Reprinted from 5/5/2012
The name simply means “The Fifth of May” and it’s an oddly U.S. American holiday.
Except in the State of Puebla they don’t much celebrate the victory over the French at the Battle of Puebla in Mexico which makes it much more like Patriot’s Day that we here in New England get to celebrate almost every year as an extra filing day (I understand there’s also a foot race in Boston).
Interestingly enough it was a stand up fight against the banksters which they lost (those who do not remember history…). Some people say that the French intervention was intended to establish a supply line to aid the Slave Owner’s Rebellion (or as the more charitable put it, The War of the Rebellion).
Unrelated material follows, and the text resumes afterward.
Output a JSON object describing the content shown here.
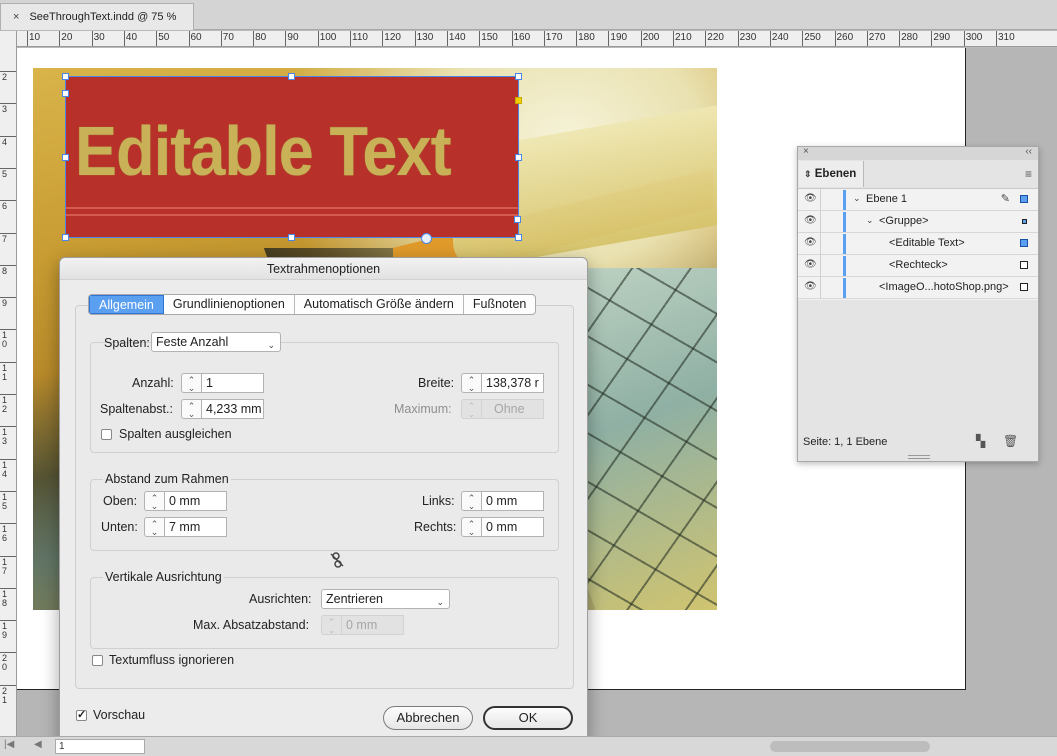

Not Congressionally recognized until 2005, celebrations started in California as early as the mid 1860s and for over 100 years were most common in Southwestern States with a large population of people of Mexican descent. Now of course it’s just another excuse to over consume the cheap crappy Tequila and Beer that Mexico exports (don’t get me wrong, there are good Mexican Beers and Tequila but Corona, Dos Equis, and Jose Cuervo are not them) and ignore real, actual factual Mexican history because we’re so fucking exceptional that understanding and caring about the countries we border is as beneath us as even knowing which ones they are.